Later this month, on June 23, the British public goes to the polls to vote on Brexit or whether to leave the European Union or remain.
The debate is beginning to hot up in the UK and commentators here have firmly decided that a Brexit – the UK leaving the EU – would be bad for Ireland.
This month’s referendum is thanks to David Cameron promising to hold one if he won the 2015 general election. In 1975, the UK voted with a 67.2% majority to remain within the then EEC. 41 years is a long time and it’s far from certain that the result will be the same this time around.
Debate in the UK has been between a remain side, whose arguments are based on economics and fact, and a leave side, whose arguments have strongly focused on emotive issues such as controlling immigration.
An actual Brexit would be unprecedented as no country that has been so embedded has left. No one seems sure what the actual implications for the UK would even be, in terms of trade agreements, but both sides say recession in the UK for the immediate few years is more than likely.

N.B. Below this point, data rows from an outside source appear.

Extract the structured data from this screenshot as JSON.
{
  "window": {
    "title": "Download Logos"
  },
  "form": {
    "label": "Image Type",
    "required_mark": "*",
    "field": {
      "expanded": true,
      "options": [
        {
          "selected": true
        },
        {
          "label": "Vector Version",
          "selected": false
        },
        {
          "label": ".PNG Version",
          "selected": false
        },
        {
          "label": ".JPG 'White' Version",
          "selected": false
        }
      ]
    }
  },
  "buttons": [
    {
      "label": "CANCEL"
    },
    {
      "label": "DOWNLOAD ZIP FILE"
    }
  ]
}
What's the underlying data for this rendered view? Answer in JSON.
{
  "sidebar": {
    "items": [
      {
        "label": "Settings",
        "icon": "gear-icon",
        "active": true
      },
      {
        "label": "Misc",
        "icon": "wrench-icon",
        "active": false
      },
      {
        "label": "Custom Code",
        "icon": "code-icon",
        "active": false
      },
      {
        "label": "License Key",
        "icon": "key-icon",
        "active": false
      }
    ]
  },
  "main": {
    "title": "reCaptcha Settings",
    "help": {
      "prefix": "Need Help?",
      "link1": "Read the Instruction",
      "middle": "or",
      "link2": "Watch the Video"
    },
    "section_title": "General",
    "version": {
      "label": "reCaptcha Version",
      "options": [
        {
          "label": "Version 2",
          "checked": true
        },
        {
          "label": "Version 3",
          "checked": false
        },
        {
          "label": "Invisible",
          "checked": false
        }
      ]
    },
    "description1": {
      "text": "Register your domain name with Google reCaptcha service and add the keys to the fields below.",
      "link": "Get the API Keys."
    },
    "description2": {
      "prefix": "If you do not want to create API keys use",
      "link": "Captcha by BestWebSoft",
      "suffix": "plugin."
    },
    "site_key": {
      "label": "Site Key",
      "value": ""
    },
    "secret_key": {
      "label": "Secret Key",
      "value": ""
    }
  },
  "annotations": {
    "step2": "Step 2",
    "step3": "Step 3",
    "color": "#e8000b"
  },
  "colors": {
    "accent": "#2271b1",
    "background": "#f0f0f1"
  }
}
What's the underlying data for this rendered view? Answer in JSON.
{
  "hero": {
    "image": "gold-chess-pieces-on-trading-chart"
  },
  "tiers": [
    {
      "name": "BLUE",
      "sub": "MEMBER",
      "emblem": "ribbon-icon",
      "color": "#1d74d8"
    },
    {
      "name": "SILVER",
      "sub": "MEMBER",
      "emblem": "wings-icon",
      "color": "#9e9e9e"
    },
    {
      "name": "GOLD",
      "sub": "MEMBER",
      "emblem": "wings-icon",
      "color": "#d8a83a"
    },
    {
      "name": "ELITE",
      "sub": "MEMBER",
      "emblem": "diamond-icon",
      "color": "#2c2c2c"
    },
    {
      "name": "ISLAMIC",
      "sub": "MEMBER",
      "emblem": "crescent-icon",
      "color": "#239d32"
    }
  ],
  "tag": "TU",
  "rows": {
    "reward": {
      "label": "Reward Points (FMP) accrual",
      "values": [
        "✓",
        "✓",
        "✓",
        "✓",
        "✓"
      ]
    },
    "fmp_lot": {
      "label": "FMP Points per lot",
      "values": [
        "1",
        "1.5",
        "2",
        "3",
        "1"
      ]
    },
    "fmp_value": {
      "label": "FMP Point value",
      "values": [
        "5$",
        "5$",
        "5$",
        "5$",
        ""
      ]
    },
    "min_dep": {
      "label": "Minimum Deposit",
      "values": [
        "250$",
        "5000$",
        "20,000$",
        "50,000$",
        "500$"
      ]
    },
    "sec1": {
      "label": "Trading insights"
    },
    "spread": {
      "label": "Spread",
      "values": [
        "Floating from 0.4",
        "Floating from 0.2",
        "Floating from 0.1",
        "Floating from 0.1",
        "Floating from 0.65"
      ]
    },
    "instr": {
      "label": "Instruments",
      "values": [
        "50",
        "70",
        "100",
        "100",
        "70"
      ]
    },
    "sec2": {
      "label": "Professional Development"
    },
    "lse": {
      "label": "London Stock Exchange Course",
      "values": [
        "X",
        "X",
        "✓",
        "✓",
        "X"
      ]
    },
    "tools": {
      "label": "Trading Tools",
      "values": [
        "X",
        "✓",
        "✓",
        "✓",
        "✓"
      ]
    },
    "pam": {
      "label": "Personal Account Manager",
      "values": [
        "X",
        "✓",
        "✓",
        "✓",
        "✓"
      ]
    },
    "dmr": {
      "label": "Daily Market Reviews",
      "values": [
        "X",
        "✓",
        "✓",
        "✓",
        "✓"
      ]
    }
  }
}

The implications on Ireland would be unknown to a large extent, as our membership of the EU would take precedence over any relationship with the UK.
If the UK does decide to exit the EU, nothing is likely to happen for the immediate two years, or even longer. When Greenland left the EEC in 1985 (after eight years membership) the divorce took six years to negotiate.

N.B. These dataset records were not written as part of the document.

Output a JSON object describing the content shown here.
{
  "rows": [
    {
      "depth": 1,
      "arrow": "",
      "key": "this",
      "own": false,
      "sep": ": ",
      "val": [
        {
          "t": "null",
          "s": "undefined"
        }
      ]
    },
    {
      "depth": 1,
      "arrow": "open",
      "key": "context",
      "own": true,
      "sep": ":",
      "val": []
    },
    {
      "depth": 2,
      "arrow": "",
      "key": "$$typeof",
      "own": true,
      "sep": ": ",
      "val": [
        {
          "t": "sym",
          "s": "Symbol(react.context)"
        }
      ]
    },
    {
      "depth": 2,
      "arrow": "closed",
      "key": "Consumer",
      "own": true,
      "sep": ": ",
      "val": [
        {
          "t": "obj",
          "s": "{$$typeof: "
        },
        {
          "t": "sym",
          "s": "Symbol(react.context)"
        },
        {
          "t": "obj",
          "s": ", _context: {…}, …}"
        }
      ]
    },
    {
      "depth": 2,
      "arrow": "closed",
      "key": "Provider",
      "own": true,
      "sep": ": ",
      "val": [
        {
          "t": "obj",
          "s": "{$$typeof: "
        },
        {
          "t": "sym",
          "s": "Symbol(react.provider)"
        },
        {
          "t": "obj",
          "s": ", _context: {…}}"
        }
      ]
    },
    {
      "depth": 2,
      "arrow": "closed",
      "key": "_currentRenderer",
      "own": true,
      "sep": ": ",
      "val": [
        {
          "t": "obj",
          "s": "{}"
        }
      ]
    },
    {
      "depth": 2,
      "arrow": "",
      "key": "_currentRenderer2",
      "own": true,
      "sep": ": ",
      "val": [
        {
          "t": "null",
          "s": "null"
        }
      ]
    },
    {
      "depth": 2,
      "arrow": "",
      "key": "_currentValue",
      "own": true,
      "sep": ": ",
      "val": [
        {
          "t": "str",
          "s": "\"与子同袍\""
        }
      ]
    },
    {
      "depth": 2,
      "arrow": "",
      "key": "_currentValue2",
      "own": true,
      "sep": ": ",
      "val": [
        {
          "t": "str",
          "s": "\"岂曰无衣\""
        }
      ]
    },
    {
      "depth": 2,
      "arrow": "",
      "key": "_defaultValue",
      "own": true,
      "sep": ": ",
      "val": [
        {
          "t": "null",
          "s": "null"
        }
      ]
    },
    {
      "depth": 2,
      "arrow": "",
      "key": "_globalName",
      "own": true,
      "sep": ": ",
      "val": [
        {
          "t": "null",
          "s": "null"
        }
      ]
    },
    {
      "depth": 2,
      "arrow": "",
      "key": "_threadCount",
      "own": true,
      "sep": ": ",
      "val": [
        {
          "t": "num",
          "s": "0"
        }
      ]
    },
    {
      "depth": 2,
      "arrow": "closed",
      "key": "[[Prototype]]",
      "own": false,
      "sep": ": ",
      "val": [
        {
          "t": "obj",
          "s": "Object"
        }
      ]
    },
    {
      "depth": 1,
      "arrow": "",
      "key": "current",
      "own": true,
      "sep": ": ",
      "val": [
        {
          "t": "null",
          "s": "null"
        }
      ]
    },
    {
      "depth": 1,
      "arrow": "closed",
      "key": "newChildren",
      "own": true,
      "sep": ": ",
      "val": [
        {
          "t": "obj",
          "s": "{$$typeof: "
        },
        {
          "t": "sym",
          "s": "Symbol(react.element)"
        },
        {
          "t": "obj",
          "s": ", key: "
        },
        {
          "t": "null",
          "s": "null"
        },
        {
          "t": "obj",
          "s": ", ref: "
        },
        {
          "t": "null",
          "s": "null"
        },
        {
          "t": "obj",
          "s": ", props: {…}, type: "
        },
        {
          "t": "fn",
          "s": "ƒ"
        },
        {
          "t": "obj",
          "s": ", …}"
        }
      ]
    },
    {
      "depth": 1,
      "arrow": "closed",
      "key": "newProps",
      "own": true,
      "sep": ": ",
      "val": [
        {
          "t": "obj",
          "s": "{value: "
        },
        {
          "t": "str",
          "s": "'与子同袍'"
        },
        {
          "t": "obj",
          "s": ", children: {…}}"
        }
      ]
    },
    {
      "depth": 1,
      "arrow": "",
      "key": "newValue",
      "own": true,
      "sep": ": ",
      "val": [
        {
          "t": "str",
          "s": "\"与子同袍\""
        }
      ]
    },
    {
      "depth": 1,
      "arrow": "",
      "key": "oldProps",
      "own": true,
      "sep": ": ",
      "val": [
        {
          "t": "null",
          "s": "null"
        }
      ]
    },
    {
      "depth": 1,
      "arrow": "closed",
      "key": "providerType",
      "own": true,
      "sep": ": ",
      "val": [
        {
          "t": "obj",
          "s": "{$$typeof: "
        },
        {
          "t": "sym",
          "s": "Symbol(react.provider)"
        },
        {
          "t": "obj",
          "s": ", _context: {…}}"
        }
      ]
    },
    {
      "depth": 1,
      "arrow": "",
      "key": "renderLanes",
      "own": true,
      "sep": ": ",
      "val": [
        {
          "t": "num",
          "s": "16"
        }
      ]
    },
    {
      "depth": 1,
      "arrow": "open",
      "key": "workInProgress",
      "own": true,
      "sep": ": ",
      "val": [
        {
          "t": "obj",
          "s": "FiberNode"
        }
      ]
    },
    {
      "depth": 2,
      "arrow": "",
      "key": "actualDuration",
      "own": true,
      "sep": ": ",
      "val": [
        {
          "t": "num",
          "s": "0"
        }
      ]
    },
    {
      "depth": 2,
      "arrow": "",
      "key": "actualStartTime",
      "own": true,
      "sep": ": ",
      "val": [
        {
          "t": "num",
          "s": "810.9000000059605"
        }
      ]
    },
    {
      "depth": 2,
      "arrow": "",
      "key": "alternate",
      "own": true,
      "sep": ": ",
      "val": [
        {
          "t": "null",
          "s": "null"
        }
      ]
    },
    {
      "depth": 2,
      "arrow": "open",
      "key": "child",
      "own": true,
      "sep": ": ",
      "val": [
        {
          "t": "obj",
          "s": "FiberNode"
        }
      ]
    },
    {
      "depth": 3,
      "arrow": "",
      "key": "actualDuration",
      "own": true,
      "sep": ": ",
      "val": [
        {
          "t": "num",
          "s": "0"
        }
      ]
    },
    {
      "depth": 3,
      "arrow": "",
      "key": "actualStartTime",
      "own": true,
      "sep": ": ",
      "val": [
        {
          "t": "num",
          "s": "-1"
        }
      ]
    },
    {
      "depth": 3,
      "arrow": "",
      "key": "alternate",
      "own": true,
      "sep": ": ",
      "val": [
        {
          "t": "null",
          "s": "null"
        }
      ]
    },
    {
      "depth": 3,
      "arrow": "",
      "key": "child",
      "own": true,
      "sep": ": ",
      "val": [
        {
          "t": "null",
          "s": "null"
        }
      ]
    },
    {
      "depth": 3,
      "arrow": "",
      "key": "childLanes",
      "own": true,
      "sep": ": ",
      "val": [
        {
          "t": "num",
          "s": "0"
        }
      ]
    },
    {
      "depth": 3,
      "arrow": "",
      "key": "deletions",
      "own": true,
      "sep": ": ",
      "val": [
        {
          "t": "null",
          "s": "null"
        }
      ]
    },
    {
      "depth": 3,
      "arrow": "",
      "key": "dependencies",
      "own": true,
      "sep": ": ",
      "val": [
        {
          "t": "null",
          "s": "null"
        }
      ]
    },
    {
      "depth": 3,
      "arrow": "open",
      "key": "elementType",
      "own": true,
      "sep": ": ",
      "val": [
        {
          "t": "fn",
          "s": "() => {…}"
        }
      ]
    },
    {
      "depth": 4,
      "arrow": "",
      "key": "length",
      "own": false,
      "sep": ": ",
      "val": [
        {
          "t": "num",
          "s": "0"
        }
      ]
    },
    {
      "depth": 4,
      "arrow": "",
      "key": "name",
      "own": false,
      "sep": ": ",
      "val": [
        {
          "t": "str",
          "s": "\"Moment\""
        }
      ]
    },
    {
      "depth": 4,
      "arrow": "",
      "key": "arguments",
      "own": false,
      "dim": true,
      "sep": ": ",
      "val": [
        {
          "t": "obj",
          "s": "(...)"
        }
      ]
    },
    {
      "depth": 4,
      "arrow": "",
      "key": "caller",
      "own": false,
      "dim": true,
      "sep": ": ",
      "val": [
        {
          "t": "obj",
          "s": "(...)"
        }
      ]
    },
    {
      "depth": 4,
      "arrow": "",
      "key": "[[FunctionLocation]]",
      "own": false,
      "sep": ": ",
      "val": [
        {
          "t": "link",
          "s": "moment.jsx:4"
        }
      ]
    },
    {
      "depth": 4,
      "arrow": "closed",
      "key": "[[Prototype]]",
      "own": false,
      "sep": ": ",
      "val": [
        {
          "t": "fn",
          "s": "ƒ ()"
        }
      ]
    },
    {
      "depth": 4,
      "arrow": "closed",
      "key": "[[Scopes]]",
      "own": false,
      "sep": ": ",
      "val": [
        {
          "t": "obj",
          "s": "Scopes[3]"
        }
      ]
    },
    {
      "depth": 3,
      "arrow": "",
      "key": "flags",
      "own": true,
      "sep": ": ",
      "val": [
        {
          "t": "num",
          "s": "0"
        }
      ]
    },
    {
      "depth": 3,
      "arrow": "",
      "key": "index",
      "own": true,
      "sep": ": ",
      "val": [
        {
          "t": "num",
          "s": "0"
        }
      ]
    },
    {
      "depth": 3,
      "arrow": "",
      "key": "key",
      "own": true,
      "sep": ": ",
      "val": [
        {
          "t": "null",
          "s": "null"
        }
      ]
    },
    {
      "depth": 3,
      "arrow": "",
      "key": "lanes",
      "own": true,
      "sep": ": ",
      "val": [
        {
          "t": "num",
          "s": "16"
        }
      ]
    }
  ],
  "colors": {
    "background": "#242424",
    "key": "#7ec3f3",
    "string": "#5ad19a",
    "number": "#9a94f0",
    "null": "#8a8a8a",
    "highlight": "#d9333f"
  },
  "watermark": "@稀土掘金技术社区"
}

What is known is our heavy reliance on the UK as a trading partner, while the land border with Northern Ireland would have to be addressed. The UK is Ireland’s largest single trading partner. Total Irish merchandise exports in 2014 were valued at €92 billion, of which almost €13.6 billion were exports to the UK. Ireland also imports a significant amount from the UK.
In 2014 Ireland exported €4.5 billion in agri-food products to the UK, primarily in the form of beef, dairy products and processed foods. Ireland’s imports of agri-food products from the UK are also substantial, amounting to €4.1 billion in 2014.
On the other side of the fence, 56% of fresh beef imports into the UK come from Ireland; 56% of butter into the UK comes from Ireland; 28% of cheese into the UK comes from Ireland.
We don’t want to be in a situation, and it’s unknown how much of a special deal Ireland could negotiate with the UK outside the EU, where relations with our largest trading partner are strained. The UK, if it votes to leave, will have to re-establish all trading deals and Ireland, as an EU member, may not be a favoured partner anymore.
While we can’t vote on June 23, we can influence the decision makers. With at least 6m people in the UK estimated to have an Irish grandparent, the connection between the two countries lies deep. But the onus is now on Ireland to help ensure the UK votes to remain within the EU. We should not want our relationship with the UK to end in divorce.